  • Labour costs growth returned to levels reported at end 2012 – after very weak readings last month. Overall wage cost pressures are well contained at present. Price inflation remained very subdued, with the softness in inflation consistent with soft activity. Combined with a strengthening in purchase cost pressures, the survey implies further pressure on margins. This is particularly apparent in retail where prices were flat.

Implications for NAB forecasts (See latest Global and Australian Forecasts report also released today):

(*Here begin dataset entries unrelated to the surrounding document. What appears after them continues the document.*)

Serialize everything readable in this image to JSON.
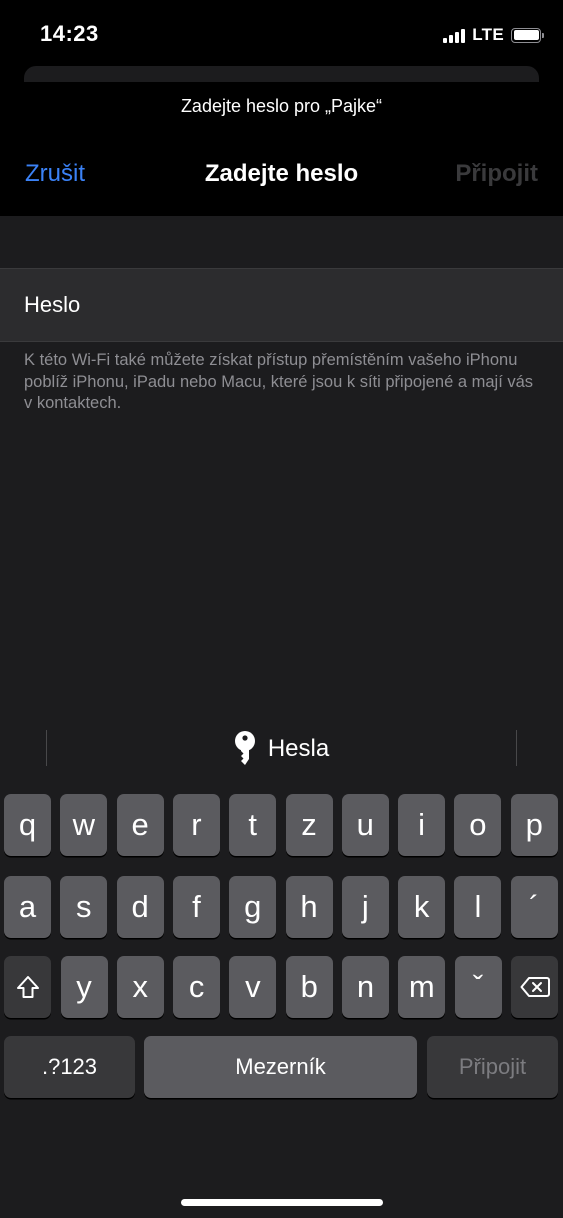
{
  "status_bar": {
    "time": "14:23",
    "network": "LTE",
    "battery_level": 0.9
  },
  "sheet": {
    "prompt": "Zadejte heslo pro „Pajke“",
    "nav": {
      "cancel_label": "Zrušit",
      "title": "Zadejte heslo",
      "join_label": "Připojit"
    },
    "password_field": {
      "placeholder": "Heslo",
      "value": ""
    },
    "footnote": "K této Wi-Fi také můžete získat přístup přemístěním vašeho iPhonu poblíž iPhonu, iPadu nebo Macu, které jsou k síti připojené a mají vás v kontaktech."
  },
  "keyboard": {
    "suggestion": {
      "label": "Hesla",
      "icon": "key-icon"
    },
    "row1": [
      "q",
      "w",
      "e",
      "r",
      "t",
      "z",
      "u",
      "i",
      "o",
      "p"
    ],
    "row2": [
      "a",
      "s",
      "d",
      "f",
      "g",
      "h",
      "j",
      "k",
      "l",
      "´"
    ],
    "row3": [
      "y",
      "x",
      "c",
      "v",
      "b",
      "n",
      "m",
      "ˇ"
    ],
    "numbers_label": ".?123",
    "space_label": "Mezerník",
    "return_label": "Připojit"
  },
  "colors": {
    "accent": "#3b82f6",
    "background": "#1c1c1e",
    "key": "#5b5b5f",
    "key_dark": "#38383a"
  }
}
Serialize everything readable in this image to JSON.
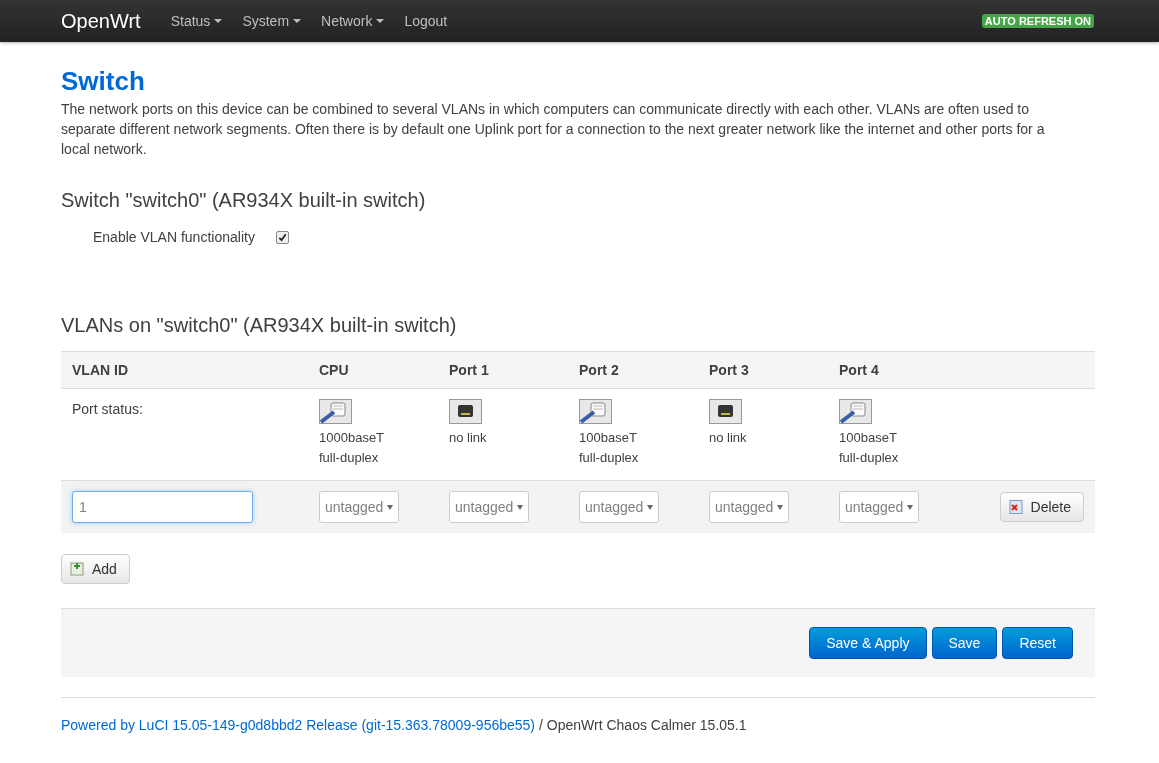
{
  "navbar": {
    "brand": "OpenWrt",
    "menu": [
      {
        "label": "Status",
        "dropdown": true
      },
      {
        "label": "System",
        "dropdown": true
      },
      {
        "label": "Network",
        "dropdown": true
      },
      {
        "label": "Logout",
        "dropdown": false
      }
    ],
    "badge": "AUTO REFRESH ON"
  },
  "page": {
    "title": "Switch",
    "description": "The network ports on this device can be combined to several VLANs in which computers can communicate directly with each other. VLANs are often used to separate different network segments. Often there is by default one Uplink port for a connection to the next greater network like the internet and other ports for a local network."
  },
  "switch_section": {
    "title": "Switch \"switch0\" (AR934X built-in switch)",
    "option": {
      "label": "Enable VLAN functionality",
      "checked": true
    }
  },
  "vlan_section": {
    "title": "VLANs on \"switch0\" (AR934X built-in switch)",
    "columns": [
      "VLAN ID",
      "CPU",
      "Port 1",
      "Port 2",
      "Port 3",
      "Port 4"
    ],
    "status_label": "Port status:",
    "ports": [
      {
        "kind": "link",
        "speed": "1000baseT",
        "duplex": "full-duplex"
      },
      {
        "kind": "nolink",
        "speed": "no link"
      },
      {
        "kind": "link",
        "speed": "100baseT",
        "duplex": "full-duplex"
      },
      {
        "kind": "nolink",
        "speed": "no link"
      },
      {
        "kind": "link",
        "speed": "100baseT",
        "duplex": "full-duplex"
      }
    ],
    "rows": [
      {
        "vlan_id": "1",
        "ports": [
          "untagged",
          "untagged",
          "untagged",
          "untagged",
          "untagged"
        ],
        "delete": "Delete"
      }
    ],
    "add": "Add"
  },
  "actions": [
    "Save & Apply",
    "Save",
    "Reset"
  ],
  "footer": {
    "link": "Powered by LuCI 15.05-149-g0d8bbd2 Release (git-15.363.78009-956be55)",
    "text": "/ OpenWrt Chaos Calmer 15.05.1"
  }
}
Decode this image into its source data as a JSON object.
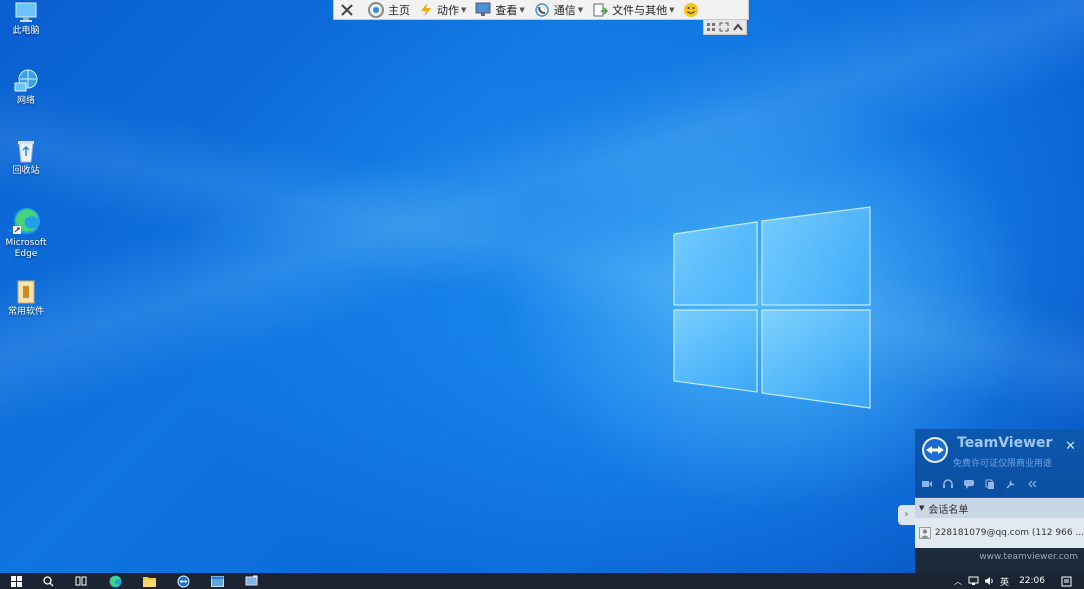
{
  "desktop": {
    "icons": [
      {
        "label": "此电脑",
        "icon": "this-pc-icon"
      },
      {
        "label": "网络",
        "icon": "network-icon"
      },
      {
        "label": "回收站",
        "icon": "recycle-bin-icon"
      },
      {
        "label": "Microsoft Edge",
        "icon": "edge-icon"
      },
      {
        "label": "常用软件",
        "icon": "folder-icon"
      }
    ]
  },
  "toolbar": {
    "home_label": "主页",
    "actions_label": "动作",
    "view_label": "查看",
    "comm_label": "通信",
    "files_label": "文件与其他"
  },
  "teamviewer": {
    "title": "TeamViewer",
    "subtitle": "免费许可证仅限商业用途",
    "section_label": "会话名单",
    "contact": "228181079@qq.com (112 966 ...",
    "footer": "www.teamviewer.com",
    "accent": "#0d4f9e"
  },
  "taskbar": {
    "time": "22:06",
    "ime": "英"
  }
}
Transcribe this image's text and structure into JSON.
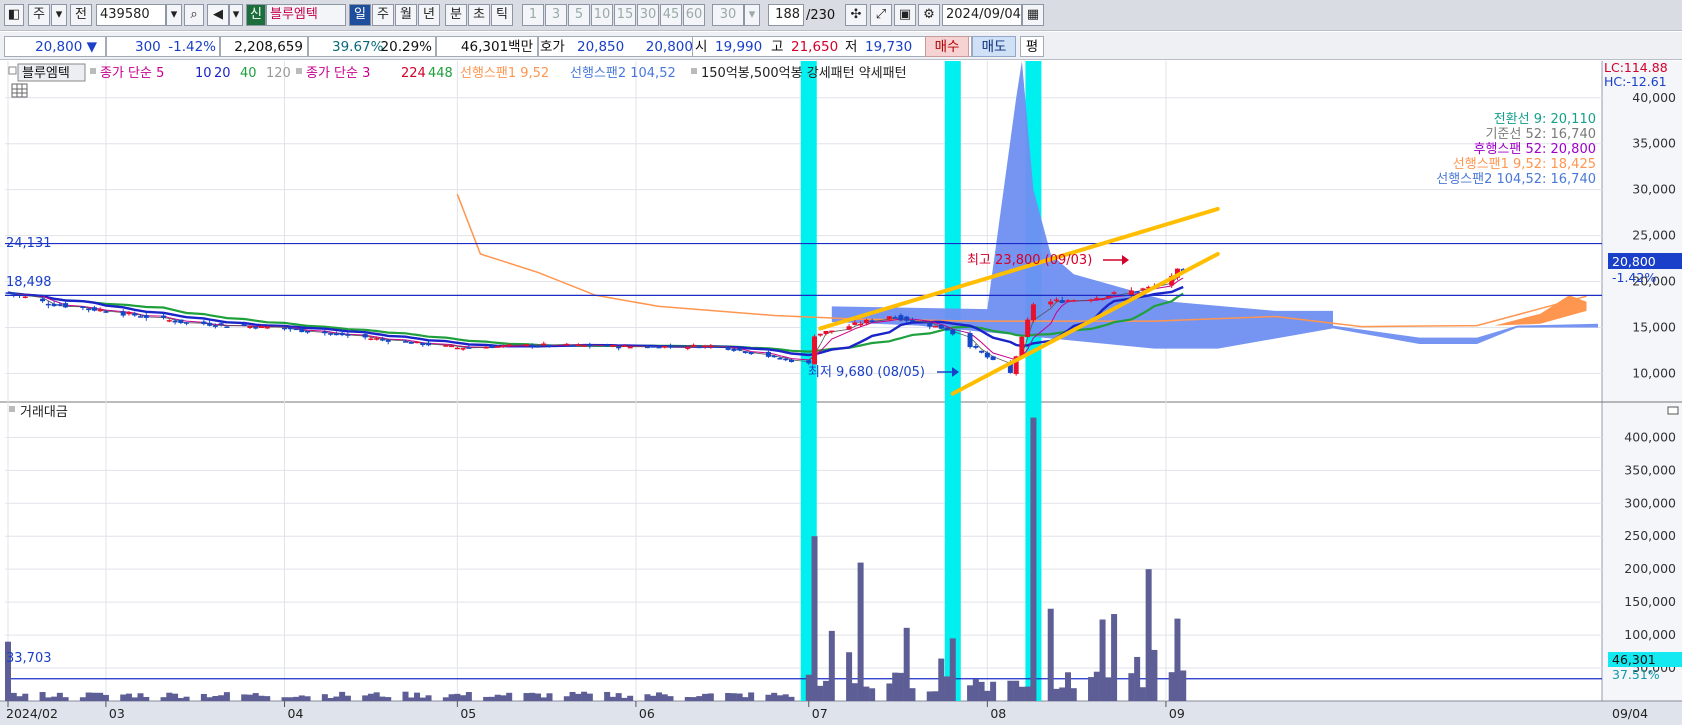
{
  "toolbar": {
    "period": "주",
    "prev": "전",
    "code": "439580",
    "new_badge": "신",
    "stock_name": "블루엠텍",
    "tf_day": "일",
    "tf_week": "주",
    "tf_month": "월",
    "tf_year": "년",
    "tf_min": "분",
    "tf_sec": "초",
    "tf_tick": "틱",
    "intervals": [
      "1",
      "3",
      "5",
      "10",
      "15",
      "30",
      "45",
      "60"
    ],
    "interval_select": "30",
    "count": "188",
    "count_total": "/230",
    "date": "2024/09/04"
  },
  "quote": {
    "price": "20,800",
    "change_arrow": "▼",
    "change": "300",
    "change_pct": "-1.42%",
    "volume": "2,208,659",
    "turnover_ratio": "39.67%",
    "vol_ratio": "20.29%",
    "amount": "46,301백만",
    "hoga_label": "호가",
    "ask": "20,850",
    "bid": "20,800",
    "open_label": "시",
    "open": "19,990",
    "high_label": "고",
    "high": "21,650",
    "low_label": "저",
    "low": "19,730",
    "buy": "매수",
    "sell": "매도",
    "avg": "평"
  },
  "legend": {
    "name": "블루엠텍",
    "ma1_label": "종가 단순 5",
    "ma1_periods": [
      "10",
      "20",
      "40",
      "120"
    ],
    "ma2_label": "종가 단순 3",
    "ma2_periods": [
      "224",
      "448"
    ],
    "span1": "선행스팬1 9,52",
    "span2": "선행스팬2 104,52",
    "pattern": "150억봉,500억봉 강세패턴 약세패턴",
    "lc": "LC:114.88",
    "hc": "HC:-12.61"
  },
  "ichimoku_info": [
    {
      "text": "전환선 9: 20,110",
      "color": "#14a08a"
    },
    {
      "text": "기준선 52: 16,740",
      "color": "#7a7a7a"
    },
    {
      "text": "후행스팬 52: 20,800",
      "color": "#a000c8"
    },
    {
      "text": "선행스팬1 9,52: 18,425",
      "color": "#ff9650"
    },
    {
      "text": "선행스팬2 104,52: 16,740",
      "color": "#4a78d8"
    }
  ],
  "annotations": {
    "level_high": "24,131",
    "level_mid": "18,498",
    "max_label": "최고 23,800 (09/03)",
    "min_label": "최저 9,680 (08/05)",
    "last_price": "20,800",
    "last_pct": "-1.42%",
    "vol_level": "33,703",
    "vol_last": "46,301",
    "vol_pct": "37.51%"
  },
  "volume_title": "거래대금",
  "colors": {
    "up": "#e8102c",
    "down": "#1548c8",
    "highlight": "#00f0f0",
    "channel": "#ffbe00",
    "cloud": "#6f8ef0",
    "cloud_pos": "#ff9650",
    "ma_blue": "#1a24c8",
    "ma_green": "#1fa03c",
    "volume": "#5e5e96"
  },
  "chart_data": [
    {
      "type": "candlestick",
      "title": "블루엠텍",
      "ylim": [
        7000,
        44000
      ],
      "y_ticks": [
        "40,000",
        "35,000",
        "30,000",
        "25,000",
        "20,000",
        "15,000",
        "10,000"
      ],
      "x_tick_labels": [
        "2024/02",
        "03",
        "04",
        "05",
        "06",
        "07",
        "08",
        "09"
      ],
      "date_axis_right": "09/04",
      "notable": {
        "max": 23800,
        "max_date": "09/03",
        "min": 9680,
        "min_date": "08/05",
        "last": 20800,
        "level_high": 24131,
        "level_mid": 18498
      },
      "series_close": [
        {
          "date": "2024-02-13",
          "close": 18800
        },
        {
          "date": "2024-02-20",
          "close": 17600
        },
        {
          "date": "2024-03-01",
          "close": 16800
        },
        {
          "date": "2024-03-15",
          "close": 15500
        },
        {
          "date": "2024-04-01",
          "close": 14900
        },
        {
          "date": "2024-04-15",
          "close": 13900
        },
        {
          "date": "2024-05-01",
          "close": 12800
        },
        {
          "date": "2024-05-15",
          "close": 13100
        },
        {
          "date": "2024-06-01",
          "close": 12900
        },
        {
          "date": "2024-06-15",
          "close": 13000
        },
        {
          "date": "2024-07-01",
          "close": 11000
        },
        {
          "date": "2024-07-02",
          "close": 14200
        },
        {
          "date": "2024-07-15",
          "close": 16300
        },
        {
          "date": "2024-07-25",
          "close": 14800
        },
        {
          "date": "2024-08-05",
          "close": 10000
        },
        {
          "date": "2024-08-09",
          "close": 17600
        },
        {
          "date": "2024-08-20",
          "close": 18300
        },
        {
          "date": "2024-08-30",
          "close": 19400
        },
        {
          "date": "2024-09-03",
          "close": 21100
        },
        {
          "date": "2024-09-04",
          "close": 20800
        }
      ]
    },
    {
      "type": "bar",
      "title": "거래대금",
      "ylim": [
        0,
        440000
      ],
      "y_ticks": [
        "400,000",
        "350,000",
        "300,000",
        "250,000",
        "200,000",
        "150,000",
        "100,000",
        "50,000"
      ],
      "reference_level": 33703,
      "notable_values": [
        {
          "date": "2024-02-13",
          "value": 90000
        },
        {
          "date": "2024-07-02",
          "value": 250000
        },
        {
          "date": "2024-07-10",
          "value": 210000
        },
        {
          "date": "2024-07-26",
          "value": 95000
        },
        {
          "date": "2024-08-09",
          "value": 430000
        },
        {
          "date": "2024-08-12",
          "value": 140000
        },
        {
          "date": "2024-08-29",
          "value": 200000
        },
        {
          "date": "2024-09-03",
          "value": 125000
        },
        {
          "date": "2024-09-04",
          "value": 46301
        }
      ]
    }
  ]
}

  • Financial markets have lifted as confidence in the global growth outlook has firmed but late 2012 data for world exports and industrial output remained soft, showing only modest expansion in activity. Business surveys suggest conditions will improve in several of the important advanced and emerging economies (notably the US, Germany, Brazil and India). We expect growth to increase modestly this year before accelerating in 2014.
  • While there are signs of improvement, the Australian economic outlook is still subdued. A high AUD, declining terms of trade and a large structural adjustment task will remain headwinds. Outlook a little stronger reflecting history: GDP growth to be 2.3% in 2013 (was 2.0%) and 3.1% in 2014 (was 3.3%). RBA now expected to cut by 50 bps in 2013 (possibly June & Nov). This reflects RBA’s “comfort” with current activity, signs previous cuts have gained traction in housing markets & retailing, and “so far” resilient labour market. But with weak underlying demand continuing, we still see unemployment rising to 5.7% by mid year, with little sign that non-mining investment will ramp up.

For further analysis download the full report.